Neonatal and Infant Mortality under Violent Conflicts in the Democratic Republic of the Congo
Elina Lindskog, Stockholm University

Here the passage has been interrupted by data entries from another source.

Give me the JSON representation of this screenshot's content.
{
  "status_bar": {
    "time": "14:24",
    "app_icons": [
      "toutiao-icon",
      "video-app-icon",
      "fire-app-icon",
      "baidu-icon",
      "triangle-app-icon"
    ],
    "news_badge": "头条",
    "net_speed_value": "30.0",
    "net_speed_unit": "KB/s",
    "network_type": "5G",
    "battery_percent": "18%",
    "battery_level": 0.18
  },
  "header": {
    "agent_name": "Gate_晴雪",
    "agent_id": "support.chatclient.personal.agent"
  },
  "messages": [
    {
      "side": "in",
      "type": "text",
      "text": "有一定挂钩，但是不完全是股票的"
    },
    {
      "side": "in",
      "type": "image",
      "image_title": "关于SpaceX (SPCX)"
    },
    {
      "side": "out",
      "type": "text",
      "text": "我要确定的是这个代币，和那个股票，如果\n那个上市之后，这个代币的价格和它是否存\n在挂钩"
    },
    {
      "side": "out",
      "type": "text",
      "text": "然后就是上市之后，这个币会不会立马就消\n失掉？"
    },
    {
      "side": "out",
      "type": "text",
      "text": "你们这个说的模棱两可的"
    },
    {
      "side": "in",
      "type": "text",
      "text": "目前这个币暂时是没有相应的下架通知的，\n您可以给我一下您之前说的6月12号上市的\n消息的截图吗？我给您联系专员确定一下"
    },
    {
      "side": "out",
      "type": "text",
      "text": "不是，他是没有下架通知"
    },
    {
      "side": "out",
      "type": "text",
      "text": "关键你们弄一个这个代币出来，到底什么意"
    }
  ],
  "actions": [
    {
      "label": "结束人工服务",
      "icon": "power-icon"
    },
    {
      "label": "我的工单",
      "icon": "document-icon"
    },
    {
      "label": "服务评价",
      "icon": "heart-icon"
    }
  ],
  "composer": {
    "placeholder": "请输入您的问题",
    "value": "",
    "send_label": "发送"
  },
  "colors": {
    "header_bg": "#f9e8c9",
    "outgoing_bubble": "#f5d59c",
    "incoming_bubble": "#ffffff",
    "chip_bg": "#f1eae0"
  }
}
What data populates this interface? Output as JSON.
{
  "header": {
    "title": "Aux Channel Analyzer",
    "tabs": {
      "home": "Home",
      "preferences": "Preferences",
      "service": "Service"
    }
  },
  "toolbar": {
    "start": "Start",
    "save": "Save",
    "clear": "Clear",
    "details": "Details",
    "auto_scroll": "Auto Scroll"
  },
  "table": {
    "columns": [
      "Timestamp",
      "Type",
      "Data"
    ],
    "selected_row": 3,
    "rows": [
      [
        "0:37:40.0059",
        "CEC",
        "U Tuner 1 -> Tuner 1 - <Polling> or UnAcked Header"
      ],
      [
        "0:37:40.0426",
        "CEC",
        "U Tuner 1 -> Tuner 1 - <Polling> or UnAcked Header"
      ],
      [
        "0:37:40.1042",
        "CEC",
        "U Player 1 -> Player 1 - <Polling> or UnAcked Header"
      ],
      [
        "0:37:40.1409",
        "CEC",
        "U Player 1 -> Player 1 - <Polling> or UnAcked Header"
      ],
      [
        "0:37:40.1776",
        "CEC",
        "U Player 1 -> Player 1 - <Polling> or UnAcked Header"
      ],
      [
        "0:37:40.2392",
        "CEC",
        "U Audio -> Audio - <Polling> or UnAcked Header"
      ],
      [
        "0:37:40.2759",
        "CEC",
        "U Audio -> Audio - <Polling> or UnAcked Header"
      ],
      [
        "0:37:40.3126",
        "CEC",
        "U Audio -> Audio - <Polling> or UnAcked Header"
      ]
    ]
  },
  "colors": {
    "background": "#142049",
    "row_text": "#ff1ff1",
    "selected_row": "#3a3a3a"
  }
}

War-affected populations suffer from poor maternal health, infant mortality and pregnancy outcomes and during active stages of conflict the outcomes are even poorer due to factors associated to space and place as well as population dynamics and the duration of the conflict. During the Congolese wars the social upheaval and the violence unraveled unevenly. This allows for a regional analysis of neonatal and infant mortality outcome for women who gave birth during the conflict period in comparison to periods without conflict. This paper investigates the risk of neonatal and infant mortality across time and place. The analysis is based on a combined data set employing unique macro-level data on violent conflict at regional level that are linked to micro-level data on birth histories of individual women. The data used is from the Congo Demographic Health Survey (2007) and from Uppsala Conflict Data Program-Georeferenced Event Dataset.